We all know the point of buying an e-discovery solution. The idea is simple and compelling. Buying an in-house product is supposed to save time, add efficiency and allow the purchaser to quickly and easily respond to court and FOIA requests. However, it is clear that achieving these goals has a lot to do with the solution you ultimately purchase. If you pick a metered solution that charges by gig, or usage, or any other metric, it is not uncommon at all to find yourself at the bottom of a very deep hole with no way to get out other than to alter your legal strategy and hope for court leniency. That is exactly the situation that ICE finds itself in, in the case of “NDLON v. ICE.”
What is remarkable about NDLON v. ICE is not the case, which is basically a FOIA request, but instead the fight that has ensued over the collection as a result of a recent ruling by Judge Scheindlin on FOIA collections and the need to produce standard metadata fields. Based on that ruling, the government finds itself in the position of needing to produce the metadata associated with the documents collected in the NDLON FOIA request. As a function of that, they filed a Legal Memorandum in support of a motion to stay pending appellate review, arguing among other things that the order would cause the Government “irreparable harm”.
“Furthermore, the Court misperceived the harm imposed by its Order on the Government. See Order at 20. As discussed supra, the FBI would be required to redo its entire search for records—a search that already has generated approximately 500,000 pages of potentially responsive documents.

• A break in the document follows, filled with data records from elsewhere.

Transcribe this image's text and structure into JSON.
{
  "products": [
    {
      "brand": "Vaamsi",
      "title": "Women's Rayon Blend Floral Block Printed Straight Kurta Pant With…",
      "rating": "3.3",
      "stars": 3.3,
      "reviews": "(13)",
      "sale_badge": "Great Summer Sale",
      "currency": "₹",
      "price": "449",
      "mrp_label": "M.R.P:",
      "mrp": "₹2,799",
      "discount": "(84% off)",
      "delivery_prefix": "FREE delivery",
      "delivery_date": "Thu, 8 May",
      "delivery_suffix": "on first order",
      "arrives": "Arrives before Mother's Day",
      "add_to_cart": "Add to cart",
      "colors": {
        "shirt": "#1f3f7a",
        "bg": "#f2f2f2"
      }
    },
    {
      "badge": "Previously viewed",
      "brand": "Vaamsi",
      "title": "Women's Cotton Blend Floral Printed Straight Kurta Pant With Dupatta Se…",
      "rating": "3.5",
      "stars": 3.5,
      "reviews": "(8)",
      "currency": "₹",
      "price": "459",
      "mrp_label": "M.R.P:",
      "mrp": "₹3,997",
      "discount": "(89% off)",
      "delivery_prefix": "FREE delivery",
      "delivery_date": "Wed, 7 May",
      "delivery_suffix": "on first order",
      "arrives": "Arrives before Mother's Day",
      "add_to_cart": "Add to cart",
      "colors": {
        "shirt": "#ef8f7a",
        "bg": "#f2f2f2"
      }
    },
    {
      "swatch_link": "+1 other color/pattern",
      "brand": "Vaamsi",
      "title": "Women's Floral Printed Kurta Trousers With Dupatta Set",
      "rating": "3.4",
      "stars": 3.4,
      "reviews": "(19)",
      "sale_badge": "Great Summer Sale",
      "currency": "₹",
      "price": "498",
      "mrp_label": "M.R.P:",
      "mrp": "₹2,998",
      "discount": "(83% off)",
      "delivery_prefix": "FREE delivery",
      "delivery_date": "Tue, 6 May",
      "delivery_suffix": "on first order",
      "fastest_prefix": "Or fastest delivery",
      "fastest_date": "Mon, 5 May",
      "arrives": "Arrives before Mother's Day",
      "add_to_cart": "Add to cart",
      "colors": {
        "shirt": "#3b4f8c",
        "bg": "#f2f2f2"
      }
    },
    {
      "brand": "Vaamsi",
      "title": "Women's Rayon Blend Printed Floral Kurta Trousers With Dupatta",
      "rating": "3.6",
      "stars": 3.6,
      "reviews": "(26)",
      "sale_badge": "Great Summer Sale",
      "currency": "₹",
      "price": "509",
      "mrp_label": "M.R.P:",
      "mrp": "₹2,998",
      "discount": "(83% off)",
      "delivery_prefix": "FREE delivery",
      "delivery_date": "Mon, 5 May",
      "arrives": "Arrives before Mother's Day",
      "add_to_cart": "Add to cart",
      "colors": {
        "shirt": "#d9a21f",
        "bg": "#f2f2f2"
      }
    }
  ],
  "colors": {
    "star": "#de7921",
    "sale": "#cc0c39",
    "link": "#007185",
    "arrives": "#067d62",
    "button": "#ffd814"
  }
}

In addition, because of the time constraints associated with the “opt-out” production, ICE obtained permission to use an e-discovery program called Clearwell for FOIA purposes, at a cost of over $270,000 in upgrades, and the acquisition of a $32,000 server. See Pavlik-Keenan Decl., ¶¶ 7-8, 11. Continued use of the software will require an additional expenditure of funds in an unknown amount, perhaps in the hundreds of thousands, if not millions, of dollars. See id. ¶ 13.”
The part of their argument that is most striking to me is that last part: “Continued use of the software will require an additional expenditure of funds in an unknown amount, perhaps in the hundreds of thousands, if not millions, of dollars.” This is the most glaring and obvious example of the evil inherent in the metered solution. Sure ICE bought in cheaply enough at 32K, but then they had to spend an additional 270K, and now they’re faced with the choice of either paying an unknown amount that could run well into the millions or pleading with the court for mercy. When the e-discovery solution you have chosen stops solving problems and effectively becomes one, it is time to find a new solution.
Whether you are buying an electronic discovery platform for collection, document review, FOIA requests or any of the other applications, you should insist on a fixed-fee price that allows you to use the solution as much as you want, allowing you to establish your legal strategy based on the merits of the case and not the cost associated with your e-discovery solution.